September 16 , 2013
Chapter Three | Evolution
Cosmologies: conceptual frameworks that present the universe as an orderly
Evolution: refers to the process of change in the genetic makeup of a species over
Gene: can be considered a deoxyribonucleic acid sequence that encodes the
production of a particular protein.
Genotype: actual genetic makeup of an organism.
Phenotype: external, observable characteristics of the organism that are shaped
in part by both the organism’s genetic makeup and unique life history.
Ecological niche: the specific environmental conditions to which a species is
Species: group of organisms that have similar physical characteristics.
Gradualism: Hypothesis by Darwin that stated that speciation was a gradual
process of evolution occurring very slowly as different populations became
isolated. (phyletic gradualism)
Punctuated equilibrium: the theory of evolution that species remain relatively
stable for long periods, with major changes and new species arising very rapidly
as a result of mutations or changes in selective pressures.
Continental drift: over time as the continents have drifted together and then
1. What is the most important cosmological tradition affecting
Western views of creation?
The biblical Book of Genesis – describes how God created the cosmos, created the
world in six days – Adam and Eve, etc.
2. Who are associated with the idea of evolution and especially the
idea of natural selection?
Charles Robert Darwin and Alfred Russel Wallace.
3. If you lift weights and develop tremendous upper body strength,
can you biologically pass this down to children?
4. Who is associated with this kind of false evolution?
Chevalier de Lamarack.
5. What biologically does a gene do?
Genes determine the physical characteristics of an organism. 6. What four forces lead to changes in the frequency of alleles
between generations and how are they defined?
Mutations – alterations of genetic material at the cellular level.
Gene flow – exchange of alleles between populations as a result of interbreeding.
Genetic drift – evolutionary change resulting from random sampling phenomena
that eliminate or maintain certain alleles in a gene pool.
Natural selection – genetic change in a population, as reflected in allele
frequencies and as a result of differential reproductive successes.
7. Has continental drift played a role in human evolution and does it
still do so?
Yes, because even today fossils and artifacts found in North America have
matched artifacts on complete opposite sides of the world, proving that humans
may have not always lived on one unique continent. Also, this has helped
scientists understand the distribution of different plant and animal species.
8. Compare and contrast science and scientific creationism on the
concept of evolution.
Scientific creationists oppose teaching evolution. Propose a biblically based
explanation for the origins of the universe and of life.
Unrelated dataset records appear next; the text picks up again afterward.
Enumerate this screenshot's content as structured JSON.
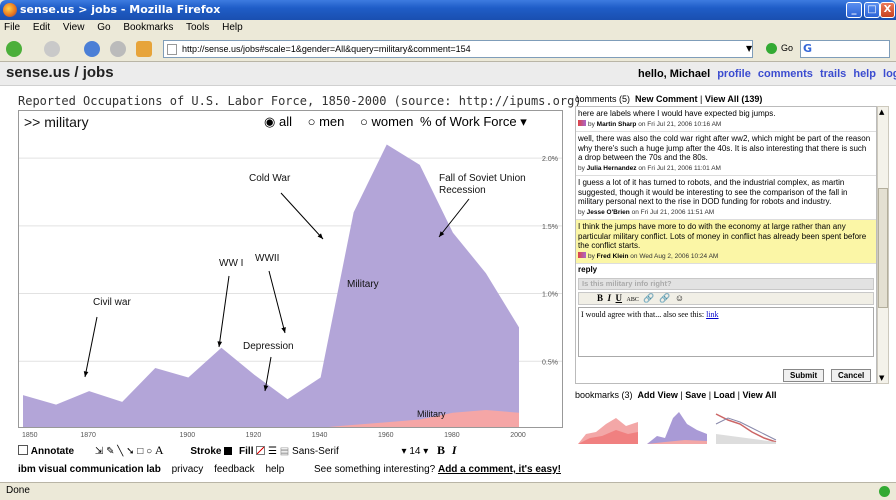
{
  "window": {
    "title": "sense.us > jobs - Mozilla Firefox",
    "controls": [
      "_",
      "□",
      "X"
    ]
  },
  "menu": [
    "File",
    "Edit",
    "View",
    "Go",
    "Bookmarks",
    "Tools",
    "Help"
  ],
  "nav": {
    "url": "http://sense.us/jobs#scale=1&gender=All&query=military&comment=154",
    "go_label": "Go"
  },
  "site": {
    "logo": "sense.us / jobs",
    "greeting": "hello, Michael",
    "links": [
      "profile",
      "comments",
      "trails",
      "help",
      "logout"
    ]
  },
  "chart_header": {
    "title": "Reported Occupations of U.S. Labor Force, 1850-2000 (source: http://ipums.org)",
    "query": ">> military",
    "radio_all": "all",
    "radio_men": "men",
    "radio_women": "women",
    "measure": "% of Work Force"
  },
  "chart_data": {
    "type": "area",
    "x": [
      1850,
      1860,
      1870,
      1880,
      1890,
      1900,
      1910,
      1920,
      1930,
      1940,
      1950,
      1960,
      1970,
      1980,
      1990,
      2000
    ],
    "series": [
      {
        "name": "Military",
        "values": [
          0.25,
          0.18,
          0.28,
          0.2,
          0.45,
          0.38,
          0.6,
          0.4,
          0.22,
          0.38,
          1.6,
          2.1,
          1.95,
          1.45,
          1.15,
          0.75
        ],
        "color": "#b3a5d8"
      },
      {
        "name": "Military",
        "values": [
          0.0,
          0.0,
          0.0,
          0.0,
          0.0,
          0.0,
          0.0,
          0.0,
          0.0,
          0.01,
          0.03,
          0.05,
          0.07,
          0.12,
          0.14,
          0.12
        ],
        "color": "#f5a6a6"
      }
    ],
    "ylim": [
      0,
      2.2
    ],
    "yticks": [
      "0.5%",
      "1.0%",
      "1.5%",
      "2.0%"
    ],
    "ytick_values": [
      0.5,
      1.0,
      1.5,
      2.0
    ],
    "xticks": [
      "1850",
      "1870",
      "1900",
      "1920",
      "1940",
      "1960",
      "1980",
      "2000"
    ],
    "xtick_values": [
      1850,
      1870,
      1900,
      1920,
      1940,
      1960,
      1980,
      2000
    ],
    "annotations": {
      "civil_war": "Civil war",
      "ww1": "WW I",
      "ww2": "WWII",
      "depression": "Depression",
      "cold_war": "Cold War",
      "soviet_1": "Fall of Soviet Union",
      "soviet_2": "Recession",
      "military_label": "Military",
      "military_small": "Military"
    },
    "grid": true
  },
  "draw_toolbar": {
    "annotate": "Annotate",
    "stroke": "Stroke",
    "fill": "Fill",
    "font": "Sans-Serif",
    "size": "14",
    "bold": "B",
    "italic": "I"
  },
  "footer": {
    "links": [
      "ibm visual communication lab",
      "privacy",
      "feedback",
      "help"
    ],
    "prompt": "See something interesting?",
    "cta": "Add a comment, it's easy!"
  },
  "comments": {
    "header": "comments (5)",
    "new": "New Comment",
    "view_all": "View All (139)",
    "items": [
      {
        "text": "here are labels where I would have expected big jumps.",
        "author": "Martin Sharp",
        "date": "on Fri Jul 21, 2006 10:16 AM"
      },
      {
        "text": "well, there was also the cold war right after ww2, which might be part of the reason why there's such a huge jump after the 40s. It is also interesting that there is such a drop between the 70s and the 80s.",
        "author": "Julia Hernandez",
        "date": "on Fri Jul 21, 2006 11:01 AM"
      },
      {
        "text": "I guess a lot of it has turned to robots, and the industrial complex, as martin suggested, though it would be interesting to see the comparison of the fall in military personal next to the rise in DOD funding for robots and industry.",
        "author": "Jesse O'Brien",
        "date": "on Fri Jul 21, 2006 11:51 AM"
      },
      {
        "text": "I think the jumps have more to do with the economy at large rather than any particular military conflict. Lots of money in conflict has already been spent before the conflict starts.",
        "author": "Fred Klein",
        "date": "on Wed Aug 2, 2006 10:24 AM"
      }
    ],
    "reply": "reply",
    "subject_placeholder": "Is this military info right?",
    "reply_text": "I would agree with that... also see this:",
    "reply_link": "link",
    "submit": "Submit",
    "cancel": "Cancel"
  },
  "bookmarks": {
    "header": "bookmarks (3)",
    "add": "Add View",
    "save": "Save",
    "load": "Load",
    "view_all": "View All"
  },
  "status": "Done"
}
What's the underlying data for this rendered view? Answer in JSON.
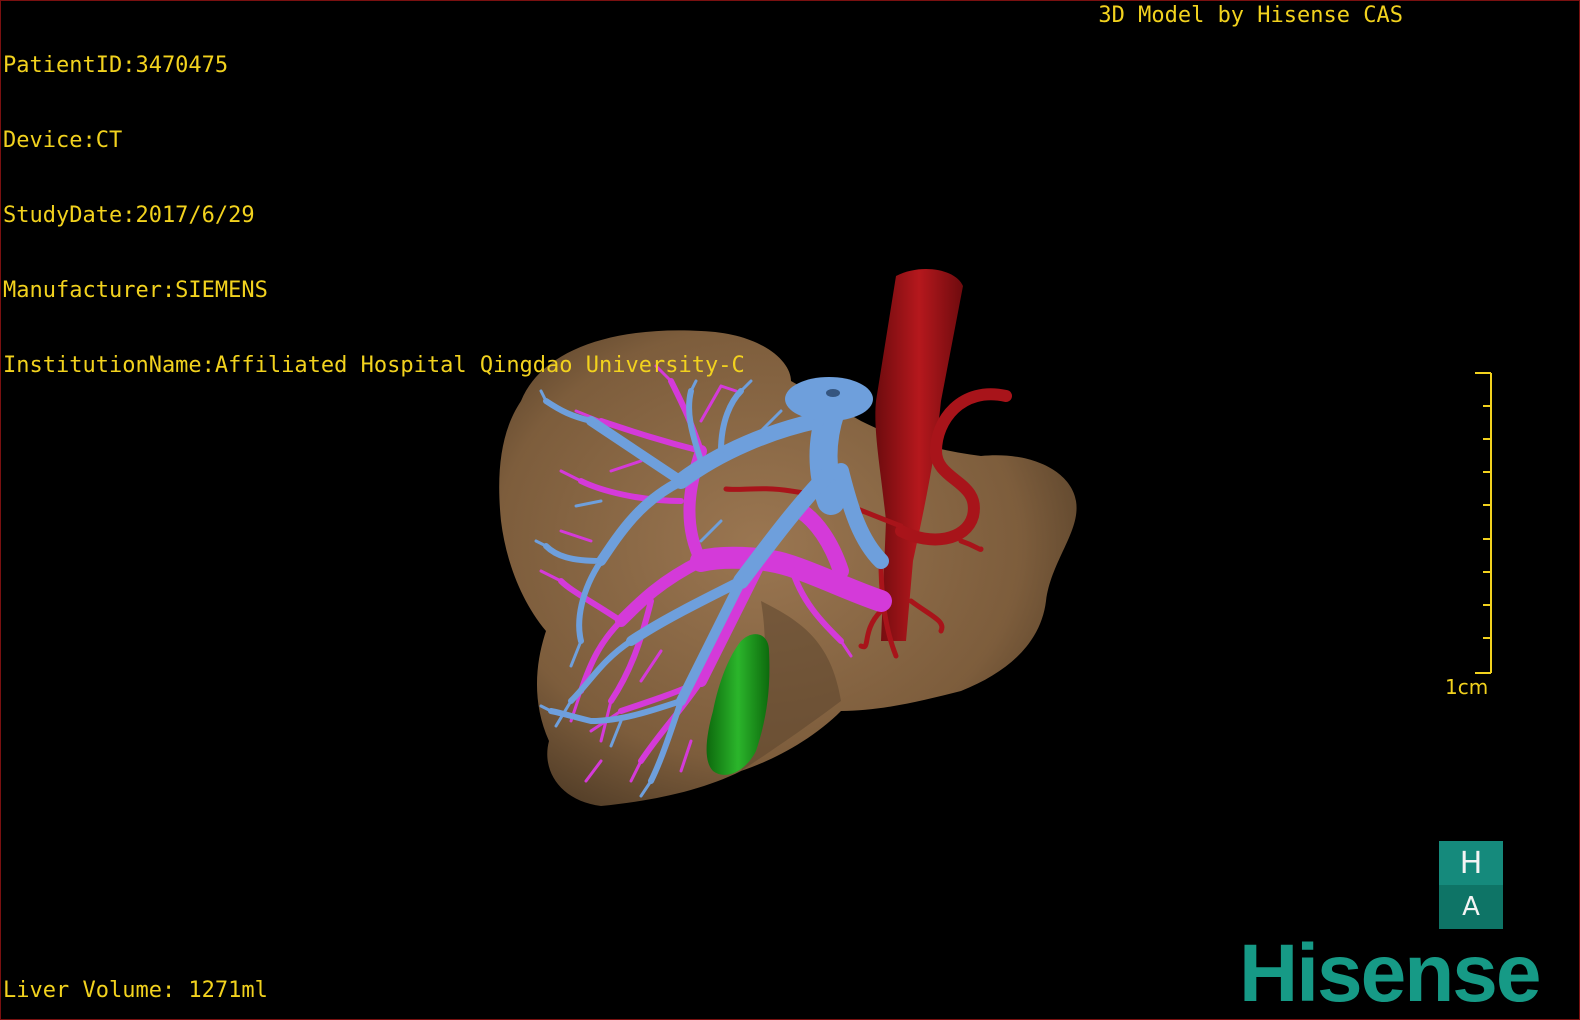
{
  "overlay": {
    "patient_id": "PatientID:3470475",
    "device": "Device:CT",
    "study_date": "StudyDate:2017/6/29",
    "manufacturer": "Manufacturer:SIEMENS",
    "institution": "InstitutionName:Affiliated Hospital Qingdao University-C",
    "credit": "3D Model by Hisense CAS",
    "liver_volume": "Liver Volume: 1271ml"
  },
  "scale": {
    "label": "1cm"
  },
  "logo": {
    "top_letter": "H",
    "bottom_letter": "A",
    "wordmark": "Hisense"
  },
  "colors": {
    "overlay_text": "#f2d21e",
    "liver": "#8c6a45",
    "hepatic_vein": "#6e9fdc",
    "portal_vein": "#d43ad9",
    "artery_ivc": "#a8141a",
    "gallbladder": "#1f9a1f",
    "brand": "#169a86"
  }
}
Reject modern geology,
physics and chemistry.
Science involves research and actual data besides basing everything off of the
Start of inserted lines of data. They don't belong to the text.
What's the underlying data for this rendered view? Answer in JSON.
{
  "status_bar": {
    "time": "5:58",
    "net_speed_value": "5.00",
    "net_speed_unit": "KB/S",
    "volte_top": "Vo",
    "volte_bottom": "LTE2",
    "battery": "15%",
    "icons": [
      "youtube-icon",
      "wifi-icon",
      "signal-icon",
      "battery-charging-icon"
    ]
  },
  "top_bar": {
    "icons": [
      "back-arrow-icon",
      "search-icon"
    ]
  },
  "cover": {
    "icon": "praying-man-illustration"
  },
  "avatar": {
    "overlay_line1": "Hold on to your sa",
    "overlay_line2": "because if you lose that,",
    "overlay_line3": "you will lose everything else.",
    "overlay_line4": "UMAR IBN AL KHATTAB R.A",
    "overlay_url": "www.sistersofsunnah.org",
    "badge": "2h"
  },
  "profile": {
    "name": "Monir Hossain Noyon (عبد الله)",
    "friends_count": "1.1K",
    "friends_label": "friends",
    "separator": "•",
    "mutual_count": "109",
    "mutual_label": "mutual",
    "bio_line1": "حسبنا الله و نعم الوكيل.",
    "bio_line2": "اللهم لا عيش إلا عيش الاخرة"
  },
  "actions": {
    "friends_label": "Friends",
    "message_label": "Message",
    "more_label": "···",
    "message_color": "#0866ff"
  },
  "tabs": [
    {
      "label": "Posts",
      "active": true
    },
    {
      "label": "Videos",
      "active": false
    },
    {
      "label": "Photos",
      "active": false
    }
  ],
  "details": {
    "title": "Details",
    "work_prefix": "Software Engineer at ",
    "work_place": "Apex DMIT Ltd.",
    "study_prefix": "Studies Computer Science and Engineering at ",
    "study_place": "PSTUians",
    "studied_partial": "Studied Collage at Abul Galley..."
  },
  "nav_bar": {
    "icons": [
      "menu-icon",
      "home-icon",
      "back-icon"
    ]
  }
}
bible. The science perspective supports modern science and evolution.
Chapter Six | Human Variation
Race, has a meaning similar to “species” or “kind.”
Racism, an ideology that advocates the superior of certain races and the
inferiority of others, which leads to discrimination.
1. How do hemoglobin and melanin affect human skin color?
Melanin primarily determines the lightness or darkness of skin and is responsible
for variation of tan, brown and black skin color. The arrangement of melanocytes
and the amount of melanin they produce underlie variation in skin color.
Hemoglobin gives red blo